• [What you need to do]
Return the lines below that contain the word "issue".

(Collected data)
.....

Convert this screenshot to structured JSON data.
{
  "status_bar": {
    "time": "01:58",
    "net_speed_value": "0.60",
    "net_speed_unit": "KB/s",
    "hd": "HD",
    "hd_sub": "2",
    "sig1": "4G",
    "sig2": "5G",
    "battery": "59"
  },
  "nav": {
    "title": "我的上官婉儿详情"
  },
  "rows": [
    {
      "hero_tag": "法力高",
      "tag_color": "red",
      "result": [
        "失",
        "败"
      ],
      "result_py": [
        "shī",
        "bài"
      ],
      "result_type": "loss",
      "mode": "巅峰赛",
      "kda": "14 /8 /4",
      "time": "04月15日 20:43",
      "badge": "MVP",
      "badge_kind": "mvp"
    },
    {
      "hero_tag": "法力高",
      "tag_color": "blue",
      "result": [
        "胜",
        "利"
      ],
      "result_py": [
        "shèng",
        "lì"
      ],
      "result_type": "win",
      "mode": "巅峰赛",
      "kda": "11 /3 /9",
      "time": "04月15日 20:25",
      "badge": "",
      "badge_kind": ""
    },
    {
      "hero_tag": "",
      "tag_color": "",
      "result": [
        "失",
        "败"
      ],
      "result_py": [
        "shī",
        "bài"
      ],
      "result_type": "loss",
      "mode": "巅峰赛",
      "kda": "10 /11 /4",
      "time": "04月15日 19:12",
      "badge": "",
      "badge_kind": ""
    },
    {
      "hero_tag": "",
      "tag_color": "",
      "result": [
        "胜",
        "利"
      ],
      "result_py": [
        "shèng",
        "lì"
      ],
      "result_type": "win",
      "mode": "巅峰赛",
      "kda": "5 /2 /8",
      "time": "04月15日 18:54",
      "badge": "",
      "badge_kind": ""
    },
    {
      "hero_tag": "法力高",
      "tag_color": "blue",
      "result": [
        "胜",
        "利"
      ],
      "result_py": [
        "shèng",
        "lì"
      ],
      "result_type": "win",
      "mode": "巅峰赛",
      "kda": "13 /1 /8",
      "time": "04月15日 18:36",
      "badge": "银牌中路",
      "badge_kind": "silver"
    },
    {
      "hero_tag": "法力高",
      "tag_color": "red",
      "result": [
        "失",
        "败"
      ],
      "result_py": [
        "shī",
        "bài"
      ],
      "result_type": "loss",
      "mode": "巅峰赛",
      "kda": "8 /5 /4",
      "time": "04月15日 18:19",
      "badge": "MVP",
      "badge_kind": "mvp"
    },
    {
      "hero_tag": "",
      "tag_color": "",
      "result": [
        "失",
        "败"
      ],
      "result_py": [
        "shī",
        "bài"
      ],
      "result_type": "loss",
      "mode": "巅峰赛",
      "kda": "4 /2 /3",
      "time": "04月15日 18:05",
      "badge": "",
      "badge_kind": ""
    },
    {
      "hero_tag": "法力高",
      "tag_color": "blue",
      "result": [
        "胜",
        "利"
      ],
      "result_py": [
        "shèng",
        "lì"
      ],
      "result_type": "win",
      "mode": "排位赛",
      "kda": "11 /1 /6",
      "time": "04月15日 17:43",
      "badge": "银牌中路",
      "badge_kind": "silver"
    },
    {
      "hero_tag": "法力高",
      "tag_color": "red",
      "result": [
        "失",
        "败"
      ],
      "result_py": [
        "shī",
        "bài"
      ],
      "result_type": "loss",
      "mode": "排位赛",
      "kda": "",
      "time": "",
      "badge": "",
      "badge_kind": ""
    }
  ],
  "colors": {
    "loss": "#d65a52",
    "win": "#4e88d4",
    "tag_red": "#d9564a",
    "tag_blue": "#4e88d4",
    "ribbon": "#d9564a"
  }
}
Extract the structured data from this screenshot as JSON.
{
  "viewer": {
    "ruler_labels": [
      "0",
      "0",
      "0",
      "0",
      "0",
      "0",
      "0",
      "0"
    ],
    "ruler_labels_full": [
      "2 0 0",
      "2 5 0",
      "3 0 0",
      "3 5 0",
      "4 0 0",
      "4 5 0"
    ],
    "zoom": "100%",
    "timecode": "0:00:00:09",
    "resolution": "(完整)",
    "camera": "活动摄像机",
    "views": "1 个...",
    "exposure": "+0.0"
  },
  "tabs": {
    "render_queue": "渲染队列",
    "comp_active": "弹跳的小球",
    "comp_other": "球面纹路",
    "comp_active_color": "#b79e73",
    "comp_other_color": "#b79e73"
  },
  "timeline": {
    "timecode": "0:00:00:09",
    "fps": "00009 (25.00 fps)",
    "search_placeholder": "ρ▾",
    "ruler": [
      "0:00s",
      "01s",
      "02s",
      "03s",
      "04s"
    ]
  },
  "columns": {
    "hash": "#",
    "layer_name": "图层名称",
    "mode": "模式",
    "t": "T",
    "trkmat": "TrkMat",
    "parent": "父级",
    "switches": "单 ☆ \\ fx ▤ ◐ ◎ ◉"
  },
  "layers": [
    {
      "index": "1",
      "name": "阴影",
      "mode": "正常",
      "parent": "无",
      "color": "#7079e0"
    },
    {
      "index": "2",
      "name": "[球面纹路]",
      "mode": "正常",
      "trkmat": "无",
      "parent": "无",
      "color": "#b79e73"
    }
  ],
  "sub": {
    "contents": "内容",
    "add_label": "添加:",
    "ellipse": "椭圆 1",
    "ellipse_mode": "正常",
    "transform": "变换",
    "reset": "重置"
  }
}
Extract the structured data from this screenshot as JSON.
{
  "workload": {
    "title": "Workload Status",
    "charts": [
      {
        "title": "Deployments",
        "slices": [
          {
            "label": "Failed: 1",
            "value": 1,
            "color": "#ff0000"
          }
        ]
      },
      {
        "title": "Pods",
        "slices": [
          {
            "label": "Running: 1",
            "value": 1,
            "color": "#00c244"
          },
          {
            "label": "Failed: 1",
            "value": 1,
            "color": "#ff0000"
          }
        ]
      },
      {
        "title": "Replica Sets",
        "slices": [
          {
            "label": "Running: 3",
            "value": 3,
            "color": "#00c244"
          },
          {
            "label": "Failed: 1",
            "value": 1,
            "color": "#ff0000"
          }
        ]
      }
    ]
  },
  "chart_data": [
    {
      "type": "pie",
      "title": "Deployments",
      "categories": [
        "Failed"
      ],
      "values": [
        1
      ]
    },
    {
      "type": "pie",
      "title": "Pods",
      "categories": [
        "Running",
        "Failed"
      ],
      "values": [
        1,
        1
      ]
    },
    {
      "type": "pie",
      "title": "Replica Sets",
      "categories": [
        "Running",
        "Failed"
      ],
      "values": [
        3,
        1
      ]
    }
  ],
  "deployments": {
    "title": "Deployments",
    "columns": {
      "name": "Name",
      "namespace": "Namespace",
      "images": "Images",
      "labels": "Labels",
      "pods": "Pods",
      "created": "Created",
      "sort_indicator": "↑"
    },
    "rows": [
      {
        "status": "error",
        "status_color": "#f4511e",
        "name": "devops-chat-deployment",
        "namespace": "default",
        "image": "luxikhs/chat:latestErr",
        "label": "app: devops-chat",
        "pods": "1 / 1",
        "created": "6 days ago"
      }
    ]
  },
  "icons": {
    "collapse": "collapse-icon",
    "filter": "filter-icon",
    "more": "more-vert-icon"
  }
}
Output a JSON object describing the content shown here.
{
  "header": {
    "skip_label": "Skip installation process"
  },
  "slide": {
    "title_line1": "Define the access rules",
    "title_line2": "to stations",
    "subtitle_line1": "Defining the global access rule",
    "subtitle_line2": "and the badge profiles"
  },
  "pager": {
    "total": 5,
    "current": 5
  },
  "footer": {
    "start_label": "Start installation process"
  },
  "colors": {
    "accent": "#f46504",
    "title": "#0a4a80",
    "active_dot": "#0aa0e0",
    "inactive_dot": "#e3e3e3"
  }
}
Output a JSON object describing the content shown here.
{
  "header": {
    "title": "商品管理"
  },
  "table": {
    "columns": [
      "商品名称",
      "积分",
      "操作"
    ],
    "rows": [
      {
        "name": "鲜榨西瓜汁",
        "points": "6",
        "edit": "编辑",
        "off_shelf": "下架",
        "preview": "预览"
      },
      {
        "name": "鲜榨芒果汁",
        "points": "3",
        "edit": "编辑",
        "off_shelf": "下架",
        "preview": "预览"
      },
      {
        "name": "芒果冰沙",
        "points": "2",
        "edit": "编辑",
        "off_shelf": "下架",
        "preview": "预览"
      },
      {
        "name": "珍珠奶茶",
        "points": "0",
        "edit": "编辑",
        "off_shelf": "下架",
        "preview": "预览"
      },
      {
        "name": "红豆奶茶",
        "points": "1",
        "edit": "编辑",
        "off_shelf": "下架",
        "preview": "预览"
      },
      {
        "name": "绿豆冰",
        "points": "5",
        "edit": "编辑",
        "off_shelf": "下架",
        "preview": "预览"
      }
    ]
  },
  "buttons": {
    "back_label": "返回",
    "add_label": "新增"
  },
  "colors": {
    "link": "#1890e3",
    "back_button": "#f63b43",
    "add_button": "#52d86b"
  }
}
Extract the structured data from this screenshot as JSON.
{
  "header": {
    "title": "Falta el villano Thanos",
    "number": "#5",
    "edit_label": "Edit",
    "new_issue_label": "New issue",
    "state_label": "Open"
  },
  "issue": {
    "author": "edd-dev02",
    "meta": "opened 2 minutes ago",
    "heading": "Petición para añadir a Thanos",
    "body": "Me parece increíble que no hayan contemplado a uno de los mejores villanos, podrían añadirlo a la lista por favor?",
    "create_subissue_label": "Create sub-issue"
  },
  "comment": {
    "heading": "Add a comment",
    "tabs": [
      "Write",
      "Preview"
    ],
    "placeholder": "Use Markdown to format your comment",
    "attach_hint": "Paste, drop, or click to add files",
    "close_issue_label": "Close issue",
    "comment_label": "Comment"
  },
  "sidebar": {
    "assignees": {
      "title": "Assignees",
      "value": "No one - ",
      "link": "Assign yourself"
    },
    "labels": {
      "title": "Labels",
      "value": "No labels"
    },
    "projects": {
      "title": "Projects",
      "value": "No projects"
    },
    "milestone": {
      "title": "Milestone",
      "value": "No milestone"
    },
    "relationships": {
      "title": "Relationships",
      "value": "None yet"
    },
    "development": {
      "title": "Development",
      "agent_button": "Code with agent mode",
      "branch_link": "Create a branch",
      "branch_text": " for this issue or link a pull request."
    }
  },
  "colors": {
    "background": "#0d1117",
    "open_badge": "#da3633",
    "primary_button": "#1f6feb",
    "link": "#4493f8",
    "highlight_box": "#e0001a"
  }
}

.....

• [Worked solution]
    "new_issue_label": "New issue",
  "issue": {
    "create_subissue_label": "Create sub-issue"
    "close_issue_label": "Close issue",
      "branch_text": " for this issue or link a pull request."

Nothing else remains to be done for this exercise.